(Recorded data)
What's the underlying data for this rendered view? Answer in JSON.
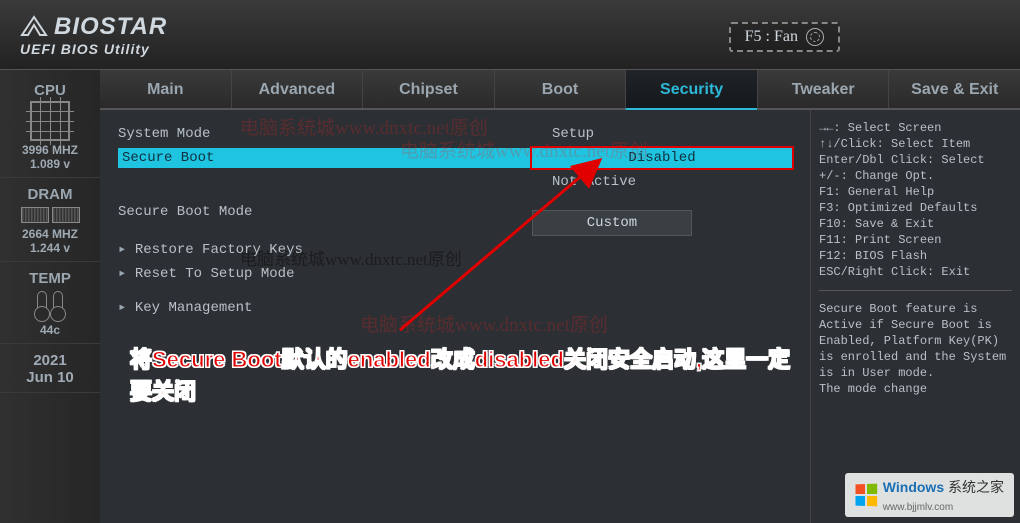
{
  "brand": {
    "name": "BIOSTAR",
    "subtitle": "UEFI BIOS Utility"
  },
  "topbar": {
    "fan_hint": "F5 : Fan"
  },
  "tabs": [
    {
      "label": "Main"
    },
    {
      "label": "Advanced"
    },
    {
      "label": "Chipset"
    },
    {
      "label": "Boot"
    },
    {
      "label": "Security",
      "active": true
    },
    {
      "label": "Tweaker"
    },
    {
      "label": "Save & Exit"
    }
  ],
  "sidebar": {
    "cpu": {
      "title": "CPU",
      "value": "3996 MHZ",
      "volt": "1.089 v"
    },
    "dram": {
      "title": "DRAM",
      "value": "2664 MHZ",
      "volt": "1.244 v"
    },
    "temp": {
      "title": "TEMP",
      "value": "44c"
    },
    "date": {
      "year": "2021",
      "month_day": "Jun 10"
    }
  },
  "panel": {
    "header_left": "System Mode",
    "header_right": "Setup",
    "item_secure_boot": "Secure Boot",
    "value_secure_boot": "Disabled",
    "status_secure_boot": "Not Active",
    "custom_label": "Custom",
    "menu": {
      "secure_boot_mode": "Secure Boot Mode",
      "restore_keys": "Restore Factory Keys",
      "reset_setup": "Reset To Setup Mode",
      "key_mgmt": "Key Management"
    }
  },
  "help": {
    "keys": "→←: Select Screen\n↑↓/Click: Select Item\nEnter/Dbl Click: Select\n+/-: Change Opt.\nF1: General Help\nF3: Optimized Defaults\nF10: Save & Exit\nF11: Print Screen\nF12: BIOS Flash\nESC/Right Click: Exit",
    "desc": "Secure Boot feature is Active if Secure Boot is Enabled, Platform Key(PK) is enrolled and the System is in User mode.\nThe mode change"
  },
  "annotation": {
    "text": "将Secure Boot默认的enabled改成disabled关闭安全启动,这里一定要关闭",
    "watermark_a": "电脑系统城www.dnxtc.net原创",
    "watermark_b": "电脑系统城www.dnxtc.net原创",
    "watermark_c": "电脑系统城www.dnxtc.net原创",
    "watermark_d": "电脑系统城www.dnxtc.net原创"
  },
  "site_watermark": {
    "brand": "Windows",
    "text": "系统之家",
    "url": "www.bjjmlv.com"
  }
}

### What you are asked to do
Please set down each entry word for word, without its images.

### Exercise answer
What's the underlying data for this rendered view? Answer in JSON.
{
  "brand": {
    "name": "BIOSTAR",
    "subtitle": "UEFI BIOS Utility"
  },
  "topbar": {
    "fan_hint": "F5 : Fan"
  },
  "tabs": [
    {
      "label": "Main"
    },
    {
      "label": "Advanced"
    },
    {
      "label": "Chipset"
    },
    {
      "label": "Boot"
    },
    {
      "label": "Security",
      "active": true
    },
    {
      "label": "Tweaker"
    },
    {
      "label": "Save & Exit"
    }
  ],
  "sidebar": {
    "cpu": {
      "title": "CPU",
      "value": "3996 MHZ",
      "volt": "1.089 v"
    },
    "dram": {
      "title": "DRAM",
      "value": "2664 MHZ",
      "volt": "1.244 v"
    },
    "temp": {
      "title": "TEMP",
      "value": "44c"
    },
    "date": {
      "year": "2021",
      "month_day": "Jun 10"
    }
  },
  "panel": {
    "header_left": "System Mode",
    "header_right": "Setup",
    "item_secure_boot": "Secure Boot",
    "value_secure_boot": "Disabled",
    "status_secure_boot": "Not Active",
    "custom_label": "Custom",
    "menu": {
      "secure_boot_mode": "Secure Boot Mode",
      "restore_keys": "Restore Factory Keys",
      "reset_setup": "Reset To Setup Mode",
      "key_mgmt": "Key Management"
    }
  },
  "help": {
    "keys": "→←: Select Screen\n↑↓/Click: Select Item\nEnter/Dbl Click: Select\n+/-: Change Opt.\nF1: General Help\nF3: Optimized Defaults\nF10: Save & Exit\nF11: Print Screen\nF12: BIOS Flash\nESC/Right Click: Exit",
    "desc": "Secure Boot feature is Active if Secure Boot is Enabled, Platform Key(PK) is enrolled and the System is in User mode.\nThe mode change"
  },
  "annotation": {
    "text": "将Secure Boot默认的enabled改成disabled关闭安全启动,这里一定要关闭",
    "watermark_a": "电脑系统城www.dnxtc.net原创",
    "watermark_b": "电脑系统城www.dnxtc.net原创",
    "watermark_c": "电脑系统城www.dnxtc.net原创",
    "watermark_d": "电脑系统城www.dnxtc.net原创"
  },
  "site_watermark": {
    "brand": "Windows",
    "text": "系统之家",
    "url": "www.bjjmlv.com"
  }
}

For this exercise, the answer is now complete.